You should consult with a veterinarian to determine if melatonin is appropriate for your dog. They can assess your dog’s specific needs and recommend treatment options based on their condition.
What is the correct melatonin dosage for my dog?
The correct melatonin dosage for your dog depends on factors such as their size, age, and the specific condition being treated. Your veterinarian will provide guidance on the appropriate dosage.
Can melatonin help with anxiety in dogs?
Yes, melatonin is sometimes used to alleviate anxiety in dogs, including separation anxiety and noise phobias.

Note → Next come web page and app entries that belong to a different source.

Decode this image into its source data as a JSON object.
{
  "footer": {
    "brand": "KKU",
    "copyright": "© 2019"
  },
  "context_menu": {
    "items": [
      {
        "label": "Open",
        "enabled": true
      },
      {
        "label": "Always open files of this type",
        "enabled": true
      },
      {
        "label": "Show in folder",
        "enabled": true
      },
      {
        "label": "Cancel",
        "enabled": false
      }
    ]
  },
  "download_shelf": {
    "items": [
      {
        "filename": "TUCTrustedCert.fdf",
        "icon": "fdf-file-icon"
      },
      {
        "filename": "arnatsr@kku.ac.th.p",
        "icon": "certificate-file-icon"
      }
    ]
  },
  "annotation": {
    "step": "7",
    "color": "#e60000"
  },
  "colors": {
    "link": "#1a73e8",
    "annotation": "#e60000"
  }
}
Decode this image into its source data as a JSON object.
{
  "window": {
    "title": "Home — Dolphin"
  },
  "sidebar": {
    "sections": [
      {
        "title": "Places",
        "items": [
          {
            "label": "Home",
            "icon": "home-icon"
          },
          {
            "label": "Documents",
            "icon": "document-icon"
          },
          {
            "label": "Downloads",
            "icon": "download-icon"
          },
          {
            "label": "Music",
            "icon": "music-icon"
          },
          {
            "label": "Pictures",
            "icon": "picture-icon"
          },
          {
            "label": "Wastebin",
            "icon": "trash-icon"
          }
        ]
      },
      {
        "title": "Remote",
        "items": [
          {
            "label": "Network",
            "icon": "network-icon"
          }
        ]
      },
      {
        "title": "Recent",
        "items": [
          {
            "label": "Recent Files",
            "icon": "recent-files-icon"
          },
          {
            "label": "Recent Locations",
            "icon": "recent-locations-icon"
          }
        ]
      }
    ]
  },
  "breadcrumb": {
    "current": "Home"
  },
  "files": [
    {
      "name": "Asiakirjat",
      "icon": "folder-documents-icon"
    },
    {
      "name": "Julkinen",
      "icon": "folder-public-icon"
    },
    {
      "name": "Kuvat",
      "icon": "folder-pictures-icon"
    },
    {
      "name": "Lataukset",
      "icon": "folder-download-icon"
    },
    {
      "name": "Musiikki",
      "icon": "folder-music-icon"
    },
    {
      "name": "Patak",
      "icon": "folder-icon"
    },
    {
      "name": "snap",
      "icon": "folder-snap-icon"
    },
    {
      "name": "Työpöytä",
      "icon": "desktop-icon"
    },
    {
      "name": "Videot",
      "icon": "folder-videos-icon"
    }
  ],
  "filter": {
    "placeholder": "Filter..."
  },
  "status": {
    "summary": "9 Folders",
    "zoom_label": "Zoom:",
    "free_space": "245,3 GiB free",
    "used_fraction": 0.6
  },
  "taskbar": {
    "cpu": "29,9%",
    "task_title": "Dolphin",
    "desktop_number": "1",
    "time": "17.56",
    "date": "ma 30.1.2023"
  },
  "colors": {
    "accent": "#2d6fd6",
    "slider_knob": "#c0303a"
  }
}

It can have a calming effect on some dogs, but it should be used under veterinary supervision.
Are there any side effects of melatonin in dogs?
While melatonin is generally considered safe for dogs, it can have side effects, including drowsiness, gastrointestinal upset, changes in behavior, and, rarely, allergic reactions. Monitoring your dog’s response is important.
Can I use melatonin supplements intended for humans on my dog?
It’s not recommended to use human melatonin supplements on dogs, as they may contain additional ingredients that could be harmful to dogs. Use melatonin formulations specifically designed for pets.
In conclusion, the question of whether dogs can have melatonin has been addressed through this exploration of the topic. Melatonin, a hormone naturally produced by the pineal gland in the brain, can indeed be administered to dogs under certain circumstances. However, its use should always be approached with caution and under the guidance of a veterinarian.
Melatonin can have a positive impact on dogs in various ways, including regulating sleep patterns, alleviating anxiety, and managing specific medical conditions. Whether your dog is experiencing sleep disturbances, anxiety-related issues, or medical disorders that disrupt melatonin regulation, it’s crucial to consult with a veterinarian to determine the appropriateness of melatonin and establish the correct dosage.